Betsy met Nigel on the bay on the last day of the year. When she looked into his sea foam eyes she felt like a blanket was wrapped around her tight, trapping in the warmth, fuzzy sweet sanctuary. Nigel could not speak, and Betsy comforted him with hugs and apple pies. Her favorite times were the mornings, when Nigel’s hair was furiously frumpled, and his eyes heavy with sleep. She would kiss his face, his cheeks, his back, the curve of his shoulder, the base of his neck. “I adore you” she would say, and he would stay quiet. “If he could speak,” she thought to herself, “he would say the same.”
The bay started to go too dark, and Bets could not stay any longer. “I have to go back to Beaumont, Texas,” she thought. “But I will miss my Nigel with the sea foam eyes.” She found him and asked him to go to the bay with her for one last night before her escape away.
“No,” he said. “I don’t want to.”

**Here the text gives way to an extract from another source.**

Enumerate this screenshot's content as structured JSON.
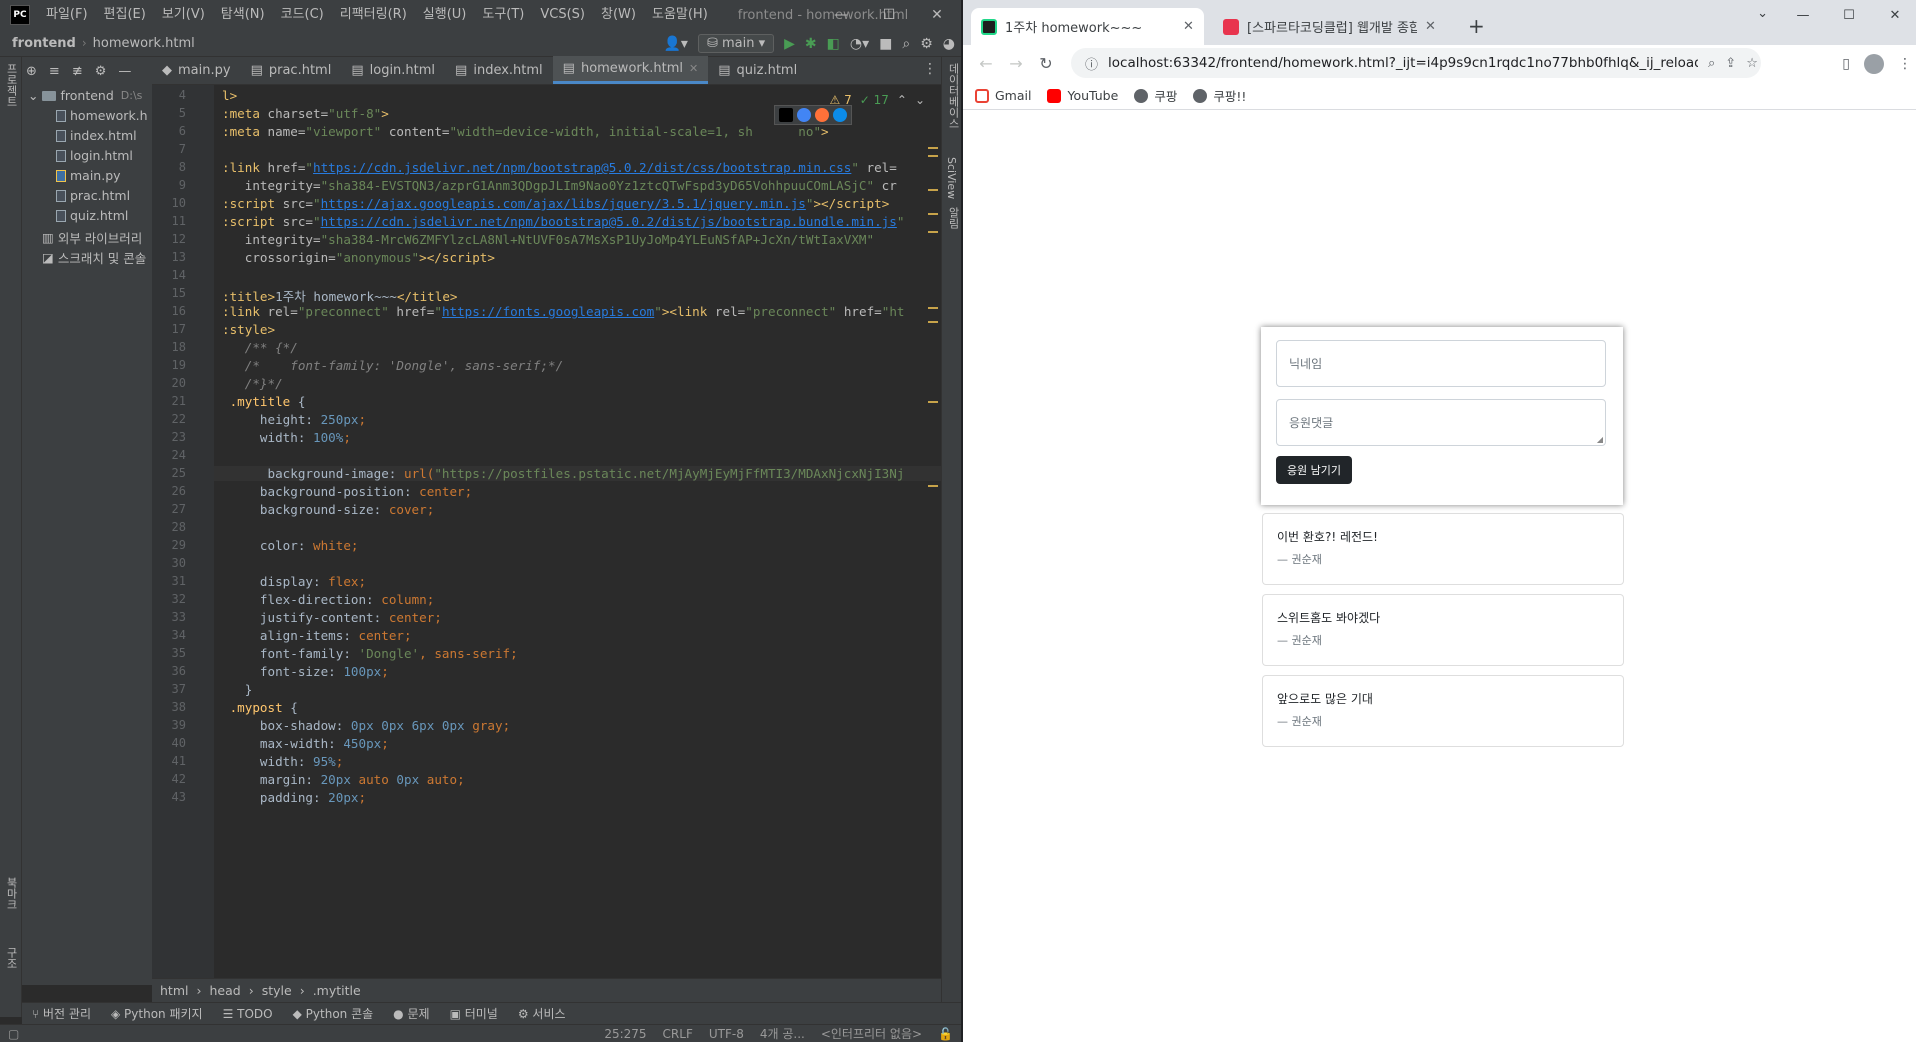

Betsy went to the bay alone, and cried. And he never came to comfort her. She had not realized that he only uses his voice to hurt, and the pierce in her heart stung for years.